**Aim of the exercise**
Count the lines of data below that include "with". Provide only the number.

**Source data**
>>>>

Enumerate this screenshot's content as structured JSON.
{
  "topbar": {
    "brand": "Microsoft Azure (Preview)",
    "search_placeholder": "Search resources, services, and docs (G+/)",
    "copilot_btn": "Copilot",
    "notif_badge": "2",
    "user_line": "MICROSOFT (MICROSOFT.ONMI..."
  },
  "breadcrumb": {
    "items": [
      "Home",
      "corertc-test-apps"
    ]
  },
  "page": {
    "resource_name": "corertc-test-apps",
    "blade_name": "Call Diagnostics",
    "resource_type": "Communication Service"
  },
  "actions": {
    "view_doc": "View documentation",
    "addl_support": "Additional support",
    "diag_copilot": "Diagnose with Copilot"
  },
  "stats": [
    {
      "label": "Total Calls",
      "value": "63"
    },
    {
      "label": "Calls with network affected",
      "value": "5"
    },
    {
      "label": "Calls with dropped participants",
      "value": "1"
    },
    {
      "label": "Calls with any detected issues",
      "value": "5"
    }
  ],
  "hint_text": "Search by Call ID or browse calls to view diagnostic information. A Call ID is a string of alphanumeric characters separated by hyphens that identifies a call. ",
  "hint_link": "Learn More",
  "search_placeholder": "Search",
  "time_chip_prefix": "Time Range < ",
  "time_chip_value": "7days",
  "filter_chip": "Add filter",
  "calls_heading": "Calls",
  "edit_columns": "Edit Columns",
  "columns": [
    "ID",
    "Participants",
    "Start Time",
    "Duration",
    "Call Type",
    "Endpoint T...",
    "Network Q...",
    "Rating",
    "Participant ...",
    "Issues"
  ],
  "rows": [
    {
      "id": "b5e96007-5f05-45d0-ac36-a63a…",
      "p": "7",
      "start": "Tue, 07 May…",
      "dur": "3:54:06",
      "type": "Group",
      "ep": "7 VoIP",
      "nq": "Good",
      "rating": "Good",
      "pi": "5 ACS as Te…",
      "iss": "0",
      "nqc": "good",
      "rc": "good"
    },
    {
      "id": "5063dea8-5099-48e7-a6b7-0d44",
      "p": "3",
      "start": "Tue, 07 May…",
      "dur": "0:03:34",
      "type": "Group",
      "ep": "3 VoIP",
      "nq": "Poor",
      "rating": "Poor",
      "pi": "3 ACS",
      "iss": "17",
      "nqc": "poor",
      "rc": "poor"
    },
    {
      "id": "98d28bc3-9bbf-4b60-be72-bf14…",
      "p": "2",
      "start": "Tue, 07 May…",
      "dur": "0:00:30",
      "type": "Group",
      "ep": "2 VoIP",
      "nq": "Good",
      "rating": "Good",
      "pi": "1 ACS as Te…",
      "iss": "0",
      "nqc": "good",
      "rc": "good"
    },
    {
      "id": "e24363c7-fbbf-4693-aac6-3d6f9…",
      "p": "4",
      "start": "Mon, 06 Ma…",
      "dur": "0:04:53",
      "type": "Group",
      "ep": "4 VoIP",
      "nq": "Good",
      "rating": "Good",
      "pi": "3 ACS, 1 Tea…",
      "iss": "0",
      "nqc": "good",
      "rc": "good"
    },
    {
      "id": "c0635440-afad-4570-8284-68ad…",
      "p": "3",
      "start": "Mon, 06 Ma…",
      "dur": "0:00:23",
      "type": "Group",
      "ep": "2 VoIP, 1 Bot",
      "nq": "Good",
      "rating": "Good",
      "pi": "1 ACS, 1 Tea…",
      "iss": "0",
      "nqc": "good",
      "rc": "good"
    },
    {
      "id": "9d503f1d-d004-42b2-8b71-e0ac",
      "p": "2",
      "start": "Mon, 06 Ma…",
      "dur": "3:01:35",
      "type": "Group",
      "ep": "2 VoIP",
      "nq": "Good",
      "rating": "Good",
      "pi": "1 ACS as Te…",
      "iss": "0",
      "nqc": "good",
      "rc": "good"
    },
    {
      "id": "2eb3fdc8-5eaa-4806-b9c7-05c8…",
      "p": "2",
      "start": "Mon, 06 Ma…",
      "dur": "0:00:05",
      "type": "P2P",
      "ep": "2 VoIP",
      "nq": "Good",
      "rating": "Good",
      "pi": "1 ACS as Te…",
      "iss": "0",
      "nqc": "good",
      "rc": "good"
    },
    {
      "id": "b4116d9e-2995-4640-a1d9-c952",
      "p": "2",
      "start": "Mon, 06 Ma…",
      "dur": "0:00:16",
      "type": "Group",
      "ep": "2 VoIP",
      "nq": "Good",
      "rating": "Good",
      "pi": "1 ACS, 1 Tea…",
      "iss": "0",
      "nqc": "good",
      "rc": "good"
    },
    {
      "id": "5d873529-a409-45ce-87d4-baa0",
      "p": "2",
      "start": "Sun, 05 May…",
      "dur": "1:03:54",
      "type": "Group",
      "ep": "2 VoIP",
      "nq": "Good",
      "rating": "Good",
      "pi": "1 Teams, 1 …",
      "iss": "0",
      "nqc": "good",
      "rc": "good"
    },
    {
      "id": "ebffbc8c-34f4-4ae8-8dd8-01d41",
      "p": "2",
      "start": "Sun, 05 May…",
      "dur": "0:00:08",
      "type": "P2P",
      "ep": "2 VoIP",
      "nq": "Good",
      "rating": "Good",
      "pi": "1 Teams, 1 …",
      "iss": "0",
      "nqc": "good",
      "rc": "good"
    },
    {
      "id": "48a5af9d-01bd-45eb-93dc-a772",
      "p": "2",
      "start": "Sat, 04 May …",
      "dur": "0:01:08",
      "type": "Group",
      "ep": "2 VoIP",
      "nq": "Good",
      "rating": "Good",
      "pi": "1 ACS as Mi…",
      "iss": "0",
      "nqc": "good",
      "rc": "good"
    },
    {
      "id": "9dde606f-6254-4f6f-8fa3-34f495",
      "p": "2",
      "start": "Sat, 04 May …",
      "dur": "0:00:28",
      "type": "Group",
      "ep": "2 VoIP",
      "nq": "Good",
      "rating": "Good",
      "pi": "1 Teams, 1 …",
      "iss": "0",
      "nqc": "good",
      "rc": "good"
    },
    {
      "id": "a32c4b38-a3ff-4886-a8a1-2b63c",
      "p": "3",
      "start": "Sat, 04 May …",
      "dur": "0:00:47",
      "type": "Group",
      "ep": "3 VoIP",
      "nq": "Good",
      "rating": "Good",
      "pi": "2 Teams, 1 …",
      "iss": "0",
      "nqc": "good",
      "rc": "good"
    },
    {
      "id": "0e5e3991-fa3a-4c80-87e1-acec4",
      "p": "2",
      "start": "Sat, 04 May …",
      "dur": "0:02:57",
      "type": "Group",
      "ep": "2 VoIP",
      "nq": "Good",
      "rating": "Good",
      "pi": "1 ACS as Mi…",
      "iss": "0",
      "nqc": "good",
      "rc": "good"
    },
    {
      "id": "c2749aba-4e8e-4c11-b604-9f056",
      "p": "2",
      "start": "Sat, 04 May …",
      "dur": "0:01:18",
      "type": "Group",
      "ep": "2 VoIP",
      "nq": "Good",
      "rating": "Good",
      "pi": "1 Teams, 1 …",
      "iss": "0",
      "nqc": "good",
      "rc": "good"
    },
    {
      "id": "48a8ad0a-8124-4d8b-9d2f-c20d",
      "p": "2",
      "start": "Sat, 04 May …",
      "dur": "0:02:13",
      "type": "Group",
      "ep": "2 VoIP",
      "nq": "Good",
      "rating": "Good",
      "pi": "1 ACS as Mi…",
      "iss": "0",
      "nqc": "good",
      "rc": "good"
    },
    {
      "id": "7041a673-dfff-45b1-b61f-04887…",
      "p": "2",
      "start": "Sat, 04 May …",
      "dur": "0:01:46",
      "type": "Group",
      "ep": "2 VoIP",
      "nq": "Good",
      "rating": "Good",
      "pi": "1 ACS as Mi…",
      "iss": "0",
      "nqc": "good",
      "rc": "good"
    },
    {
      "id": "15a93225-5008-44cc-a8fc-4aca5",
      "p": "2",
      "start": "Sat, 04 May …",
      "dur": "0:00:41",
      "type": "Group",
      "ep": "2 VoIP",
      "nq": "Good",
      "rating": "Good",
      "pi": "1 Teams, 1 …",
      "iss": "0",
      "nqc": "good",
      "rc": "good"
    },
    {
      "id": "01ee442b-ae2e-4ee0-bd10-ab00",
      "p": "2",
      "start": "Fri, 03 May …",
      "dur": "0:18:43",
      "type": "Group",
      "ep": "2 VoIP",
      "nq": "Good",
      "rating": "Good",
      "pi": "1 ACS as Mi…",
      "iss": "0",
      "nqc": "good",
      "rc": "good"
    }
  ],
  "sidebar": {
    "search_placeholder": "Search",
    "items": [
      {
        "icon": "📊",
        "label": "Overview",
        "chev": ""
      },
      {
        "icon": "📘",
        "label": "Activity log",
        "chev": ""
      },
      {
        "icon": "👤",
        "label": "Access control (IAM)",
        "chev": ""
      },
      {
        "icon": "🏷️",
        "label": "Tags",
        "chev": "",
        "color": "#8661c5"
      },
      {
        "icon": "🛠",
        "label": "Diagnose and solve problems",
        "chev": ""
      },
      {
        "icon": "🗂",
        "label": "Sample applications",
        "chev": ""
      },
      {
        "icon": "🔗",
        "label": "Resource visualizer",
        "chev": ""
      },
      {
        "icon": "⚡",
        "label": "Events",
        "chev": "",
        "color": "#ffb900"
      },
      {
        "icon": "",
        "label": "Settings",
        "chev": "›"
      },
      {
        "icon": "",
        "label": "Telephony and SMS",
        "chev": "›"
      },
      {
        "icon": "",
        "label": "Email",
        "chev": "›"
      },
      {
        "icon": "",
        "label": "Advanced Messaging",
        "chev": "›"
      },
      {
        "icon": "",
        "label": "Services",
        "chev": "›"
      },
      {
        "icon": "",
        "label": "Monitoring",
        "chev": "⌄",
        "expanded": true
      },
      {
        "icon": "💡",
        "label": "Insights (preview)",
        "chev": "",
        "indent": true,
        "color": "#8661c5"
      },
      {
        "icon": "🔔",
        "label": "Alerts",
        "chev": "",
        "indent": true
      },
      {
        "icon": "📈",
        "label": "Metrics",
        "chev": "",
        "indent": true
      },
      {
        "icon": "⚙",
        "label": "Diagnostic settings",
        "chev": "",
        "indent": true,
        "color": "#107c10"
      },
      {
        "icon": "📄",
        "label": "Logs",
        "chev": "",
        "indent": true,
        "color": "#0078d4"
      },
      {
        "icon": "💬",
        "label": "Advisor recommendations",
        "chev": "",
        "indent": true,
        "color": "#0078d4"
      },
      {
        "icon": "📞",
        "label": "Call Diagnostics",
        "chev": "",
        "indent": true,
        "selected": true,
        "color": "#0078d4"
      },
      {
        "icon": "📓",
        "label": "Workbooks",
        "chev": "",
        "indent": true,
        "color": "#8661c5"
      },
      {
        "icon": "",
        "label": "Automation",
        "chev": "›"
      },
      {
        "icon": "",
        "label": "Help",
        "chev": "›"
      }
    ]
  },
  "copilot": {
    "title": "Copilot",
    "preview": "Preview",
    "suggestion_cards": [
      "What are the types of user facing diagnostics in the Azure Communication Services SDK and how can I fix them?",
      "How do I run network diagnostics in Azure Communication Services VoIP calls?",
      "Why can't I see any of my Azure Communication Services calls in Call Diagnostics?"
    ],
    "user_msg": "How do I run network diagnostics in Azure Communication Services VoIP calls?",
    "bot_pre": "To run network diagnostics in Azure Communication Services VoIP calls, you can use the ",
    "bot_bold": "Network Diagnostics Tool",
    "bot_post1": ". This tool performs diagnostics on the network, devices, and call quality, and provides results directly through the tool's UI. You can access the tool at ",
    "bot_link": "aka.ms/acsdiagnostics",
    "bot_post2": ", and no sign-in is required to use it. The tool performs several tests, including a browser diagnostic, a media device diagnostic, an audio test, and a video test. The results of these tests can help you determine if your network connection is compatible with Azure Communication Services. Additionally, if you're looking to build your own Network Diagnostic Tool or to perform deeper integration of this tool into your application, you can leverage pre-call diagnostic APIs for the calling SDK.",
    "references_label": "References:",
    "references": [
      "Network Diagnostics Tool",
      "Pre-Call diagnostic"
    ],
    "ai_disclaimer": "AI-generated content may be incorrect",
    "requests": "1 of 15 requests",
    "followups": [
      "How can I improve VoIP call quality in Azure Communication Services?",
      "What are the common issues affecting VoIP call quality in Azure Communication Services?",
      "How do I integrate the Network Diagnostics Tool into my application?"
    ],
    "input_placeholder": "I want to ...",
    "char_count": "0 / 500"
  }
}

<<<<

**The answer**
5